DATA TO USE:
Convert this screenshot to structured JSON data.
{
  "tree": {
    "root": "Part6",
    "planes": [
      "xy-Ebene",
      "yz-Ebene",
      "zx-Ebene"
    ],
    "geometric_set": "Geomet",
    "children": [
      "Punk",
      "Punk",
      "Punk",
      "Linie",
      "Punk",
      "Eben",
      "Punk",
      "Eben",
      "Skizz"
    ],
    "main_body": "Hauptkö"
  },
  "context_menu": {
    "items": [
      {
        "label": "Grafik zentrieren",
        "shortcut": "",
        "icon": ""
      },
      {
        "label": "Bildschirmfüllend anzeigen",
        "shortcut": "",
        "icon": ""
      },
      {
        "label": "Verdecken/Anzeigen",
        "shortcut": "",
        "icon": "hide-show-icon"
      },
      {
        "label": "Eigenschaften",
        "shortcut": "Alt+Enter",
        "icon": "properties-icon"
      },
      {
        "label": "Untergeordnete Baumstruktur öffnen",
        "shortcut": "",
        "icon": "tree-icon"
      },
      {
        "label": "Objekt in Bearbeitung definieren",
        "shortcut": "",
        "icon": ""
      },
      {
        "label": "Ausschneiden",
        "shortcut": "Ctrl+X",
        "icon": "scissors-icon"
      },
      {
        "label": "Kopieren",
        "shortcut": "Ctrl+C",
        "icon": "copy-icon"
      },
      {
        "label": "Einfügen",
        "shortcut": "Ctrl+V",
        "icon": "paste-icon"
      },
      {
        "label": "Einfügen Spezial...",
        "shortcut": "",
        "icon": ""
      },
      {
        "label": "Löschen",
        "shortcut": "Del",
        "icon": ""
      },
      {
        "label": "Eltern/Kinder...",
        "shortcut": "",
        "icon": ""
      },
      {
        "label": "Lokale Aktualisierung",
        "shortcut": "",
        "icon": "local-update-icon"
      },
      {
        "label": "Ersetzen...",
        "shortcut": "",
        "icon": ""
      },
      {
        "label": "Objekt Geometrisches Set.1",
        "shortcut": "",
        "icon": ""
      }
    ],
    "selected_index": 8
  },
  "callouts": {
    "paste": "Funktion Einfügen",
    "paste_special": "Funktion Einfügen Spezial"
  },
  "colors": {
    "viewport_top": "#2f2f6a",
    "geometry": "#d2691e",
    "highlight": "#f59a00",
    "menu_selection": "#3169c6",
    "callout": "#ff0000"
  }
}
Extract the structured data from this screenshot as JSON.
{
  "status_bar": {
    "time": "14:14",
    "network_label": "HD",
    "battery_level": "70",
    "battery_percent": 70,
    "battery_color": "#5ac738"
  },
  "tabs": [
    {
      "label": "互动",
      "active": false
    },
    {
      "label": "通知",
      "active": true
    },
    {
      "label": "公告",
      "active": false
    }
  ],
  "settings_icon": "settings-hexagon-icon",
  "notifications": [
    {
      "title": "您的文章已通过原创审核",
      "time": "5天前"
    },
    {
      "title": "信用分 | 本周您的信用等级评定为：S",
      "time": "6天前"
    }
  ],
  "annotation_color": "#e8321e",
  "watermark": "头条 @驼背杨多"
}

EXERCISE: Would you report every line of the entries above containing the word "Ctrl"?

EXERCISE RESULT:
        "shortcut": "Ctrl+X",
        "shortcut": "Ctrl+C",
        "shortcut": "Ctrl+V",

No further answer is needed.